■ **Activity**
Write out, exactly and in full, the records given below, but not their pictures.

■ **Recorded information**
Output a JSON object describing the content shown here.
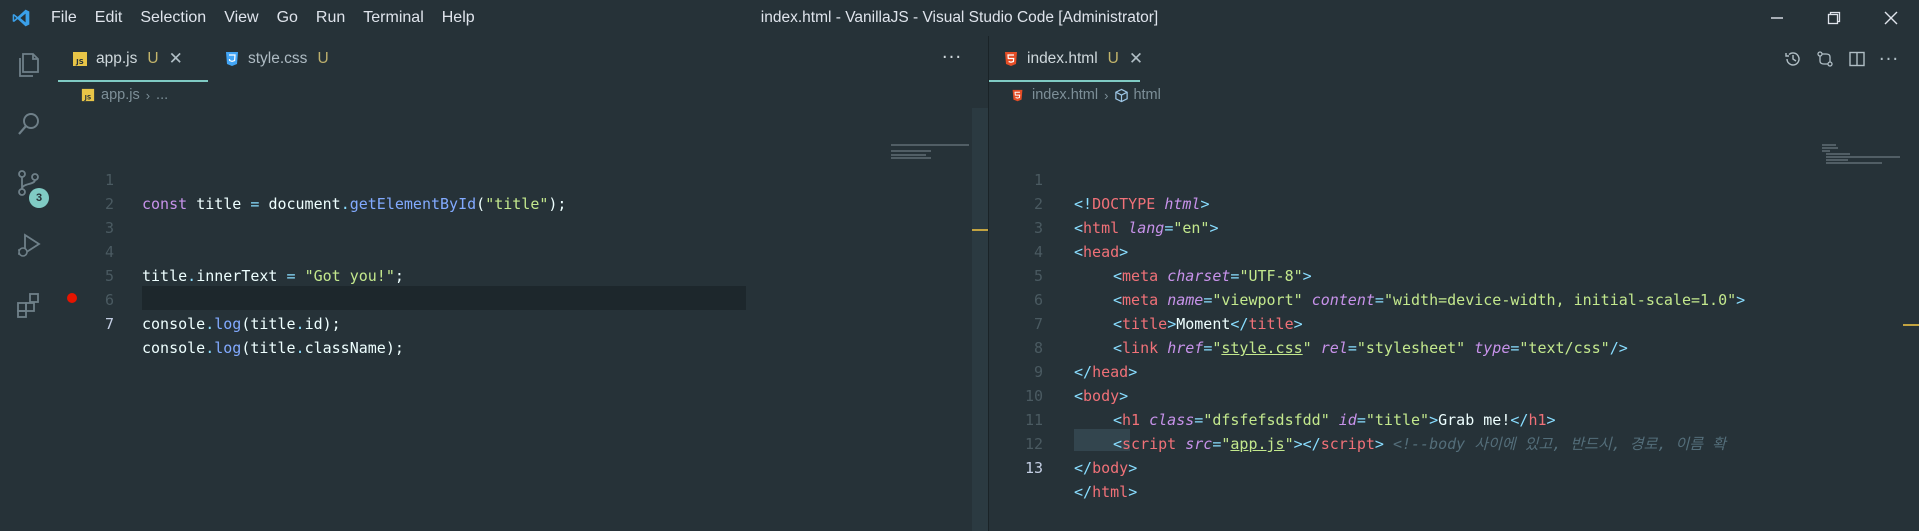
{
  "window": {
    "title": "index.html - VanillaJS - Visual Studio Code [Administrator]"
  },
  "menu": [
    "File",
    "Edit",
    "Selection",
    "View",
    "Go",
    "Run",
    "Terminal",
    "Help"
  ],
  "activity": {
    "items": [
      "explorer-icon",
      "search-icon",
      "source-control-icon",
      "run-debug-icon",
      "extensions-icon"
    ],
    "scm_badge": "3"
  },
  "left_group": {
    "tabs": [
      {
        "label": "app.js",
        "status": "U",
        "icon": "js-file-icon"
      },
      {
        "label": "style.css",
        "status": "U",
        "icon": "css-file-icon"
      }
    ],
    "breadcrumb": {
      "file": "app.js",
      "rest": "..."
    },
    "more": "···",
    "lines": [
      "1",
      "2",
      "3",
      "4",
      "5",
      "6",
      "7"
    ],
    "code": {
      "l1": {
        "kw": "const",
        "name": "title",
        "op": "=",
        "obj": "document",
        "dot": ".",
        "fn": "getElementById",
        "lp": "(",
        "str": "\"title\"",
        "rp": ");"
      },
      "l4": {
        "obj": "title",
        "dot": ".",
        "prop": "innerText",
        "op": "=",
        "str": "\"Got you!\"",
        "end": ";"
      },
      "l6": {
        "obj": "console",
        "dot": ".",
        "fn": "log",
        "lp": "(",
        "arg": "title",
        "dot2": ".",
        "prop": "id",
        "rp": ");"
      },
      "l7": {
        "obj": "console",
        "dot": ".",
        "fn": "log",
        "lp": "(",
        "arg": "title",
        "dot2": ".",
        "prop": "className",
        "rp": ");"
      }
    }
  },
  "right_group": {
    "tab": {
      "label": "index.html",
      "status": "U",
      "icon": "html-file-icon"
    },
    "breadcrumb": {
      "file": "index.html",
      "symbol": "html"
    },
    "lines": [
      "1",
      "2",
      "3",
      "4",
      "5",
      "6",
      "7",
      "8",
      "9",
      "10",
      "11",
      "12",
      "13"
    ],
    "code": {
      "l1": {
        "open": "<!",
        "tag": "DOCTYPE",
        "attr": "html",
        "close": ">"
      },
      "l2": {
        "open": "<",
        "tag": "html",
        "attr": "lang",
        "eq": "=",
        "val": "\"en\"",
        "close": ">"
      },
      "l3": {
        "open": "<",
        "tag": "head",
        "close": ">"
      },
      "l4": {
        "open": "<",
        "tag": "meta",
        "attr": "charset",
        "eq": "=",
        "val": "\"UTF-8\"",
        "close": ">"
      },
      "l5": {
        "open": "<",
        "tag": "meta",
        "attr1": "name",
        "eq1": "=",
        "val1": "\"viewport\"",
        "attr2": "content",
        "eq2": "=",
        "val2": "\"width=device-width, initial-scale=1.0\"",
        "close": ">"
      },
      "l6": {
        "open": "<",
        "tag": "title",
        "close": ">",
        "text": "Moment",
        "open2": "</",
        "tag2": "title",
        "close2": ">"
      },
      "l7": {
        "open": "<",
        "tag": "link",
        "attr1": "href",
        "eq1": "=",
        "q1": "\"",
        "val1": "style.css",
        "q1b": "\"",
        "attr2": "rel",
        "eq2": "=",
        "val2": "\"stylesheet\"",
        "attr3": "type",
        "eq3": "=",
        "val3": "\"text/css\"",
        "close": "/>"
      },
      "l8": {
        "open": "</",
        "tag": "head",
        "close": ">"
      },
      "l9": {
        "open": "<",
        "tag": "body",
        "close": ">"
      },
      "l10": {
        "open": "<",
        "tag": "h1",
        "attr1": "class",
        "eq1": "=",
        "val1": "\"dfsfefsdsfdd\"",
        "attr2": "id",
        "eq2": "=",
        "val2": "\"title\"",
        "close": ">",
        "text": "Grab me!",
        "open2": "</",
        "tag2": "h1",
        "close2": ">"
      },
      "l11": {
        "open": "<",
        "tag": "script",
        "attr": "src",
        "eq": "=",
        "q1": "\"",
        "val": "app.js",
        "q1b": "\"",
        "close": ">",
        "open2": "</",
        "tag2": "script",
        "close2": ">",
        "comment": "<!--body 사이에 있고, 반드시, 경로, 이름 확"
      },
      "l12": {
        "open": "</",
        "tag": "body",
        "close": ">"
      },
      "l13": {
        "open": "</",
        "tag": "html",
        "close": ">"
      }
    }
  }
}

■ **Task result**
Output a JSON object describing the content shown here.
{
  "window": {
    "title": "index.html - VanillaJS - Visual Studio Code [Administrator]"
  },
  "menu": [
    "File",
    "Edit",
    "Selection",
    "View",
    "Go",
    "Run",
    "Terminal",
    "Help"
  ],
  "activity": {
    "items": [
      "explorer-icon",
      "search-icon",
      "source-control-icon",
      "run-debug-icon",
      "extensions-icon"
    ],
    "scm_badge": "3"
  },
  "left_group": {
    "tabs": [
      {
        "label": "app.js",
        "status": "U",
        "icon": "js-file-icon"
      },
      {
        "label": "style.css",
        "status": "U",
        "icon": "css-file-icon"
      }
    ],
    "breadcrumb": {
      "file": "app.js",
      "rest": "..."
    },
    "more": "···",
    "lines": [
      "1",
      "2",
      "3",
      "4",
      "5",
      "6",
      "7"
    ],
    "code": {
      "l1": {
        "kw": "const",
        "name": "title",
        "op": "=",
        "obj": "document",
        "dot": ".",
        "fn": "getElementById",
        "lp": "(",
        "str": "\"title\"",
        "rp": ");"
      },
      "l4": {
        "obj": "title",
        "dot": ".",
        "prop": "innerText",
        "op": "=",
        "str": "\"Got you!\"",
        "end": ";"
      },
      "l6": {
        "obj": "console",
        "dot": ".",
        "fn": "log",
        "lp": "(",
        "arg": "title",
        "dot2": ".",
        "prop": "id",
        "rp": ");"
      },
      "l7": {
        "obj": "console",
        "dot": ".",
        "fn": "log",
        "lp": "(",
        "arg": "title",
        "dot2": ".",
        "prop": "className",
        "rp": ");"
      }
    }
  },
  "right_group": {
    "tab": {
      "label": "index.html",
      "status": "U",
      "icon": "html-file-icon"
    },
    "breadcrumb": {
      "file": "index.html",
      "symbol": "html"
    },
    "lines": [
      "1",
      "2",
      "3",
      "4",
      "5",
      "6",
      "7",
      "8",
      "9",
      "10",
      "11",
      "12",
      "13"
    ],
    "code": {
      "l1": {
        "open": "<!",
        "tag": "DOCTYPE",
        "attr": "html",
        "close": ">"
      },
      "l2": {
        "open": "<",
        "tag": "html",
        "attr": "lang",
        "eq": "=",
        "val": "\"en\"",
        "close": ">"
      },
      "l3": {
        "open": "<",
        "tag": "head",
        "close": ">"
      },
      "l4": {
        "open": "<",
        "tag": "meta",
        "attr": "charset",
        "eq": "=",
        "val": "\"UTF-8\"",
        "close": ">"
      },
      "l5": {
        "open": "<",
        "tag": "meta",
        "attr1": "name",
        "eq1": "=",
        "val1": "\"viewport\"",
        "attr2": "content",
        "eq2": "=",
        "val2": "\"width=device-width, initial-scale=1.0\"",
        "close": ">"
      },
      "l6": {
        "open": "<",
        "tag": "title",
        "close": ">",
        "text": "Moment",
        "open2": "</",
        "tag2": "title",
        "close2": ">"
      },
      "l7": {
        "open": "<",
        "tag": "link",
        "attr1": "href",
        "eq1": "=",
        "q1": "\"",
        "val1": "style.css",
        "q1b": "\"",
        "attr2": "rel",
        "eq2": "=",
        "val2": "\"stylesheet\"",
        "attr3": "type",
        "eq3": "=",
        "val3": "\"text/css\"",
        "close": "/>"
      },
      "l8": {
        "open": "</",
        "tag": "head",
        "close": ">"
      },
      "l9": {
        "open": "<",
        "tag": "body",
        "close": ">"
      },
      "l10": {
        "open": "<",
        "tag": "h1",
        "attr1": "class",
        "eq1": "=",
        "val1": "\"dfsfefsdsfdd\"",
        "attr2": "id",
        "eq2": "=",
        "val2": "\"title\"",
        "close": ">",
        "text": "Grab me!",
        "open2": "</",
        "tag2": "h1",
        "close2": ">"
      },
      "l11": {
        "open": "<",
        "tag": "script",
        "attr": "src",
        "eq": "=",
        "q1": "\"",
        "val": "app.js",
        "q1b": "\"",
        "close": ">",
        "open2": "</",
        "tag2": "script",
        "close2": ">",
        "comment": "<!--body 사이에 있고, 반드시, 경로, 이름 확"
      },
      "l12": {
        "open": "</",
        "tag": "body",
        "close": ">"
      },
      "l13": {
        "open": "</",
        "tag": "html",
        "close": ">"
      }
    }
  }
}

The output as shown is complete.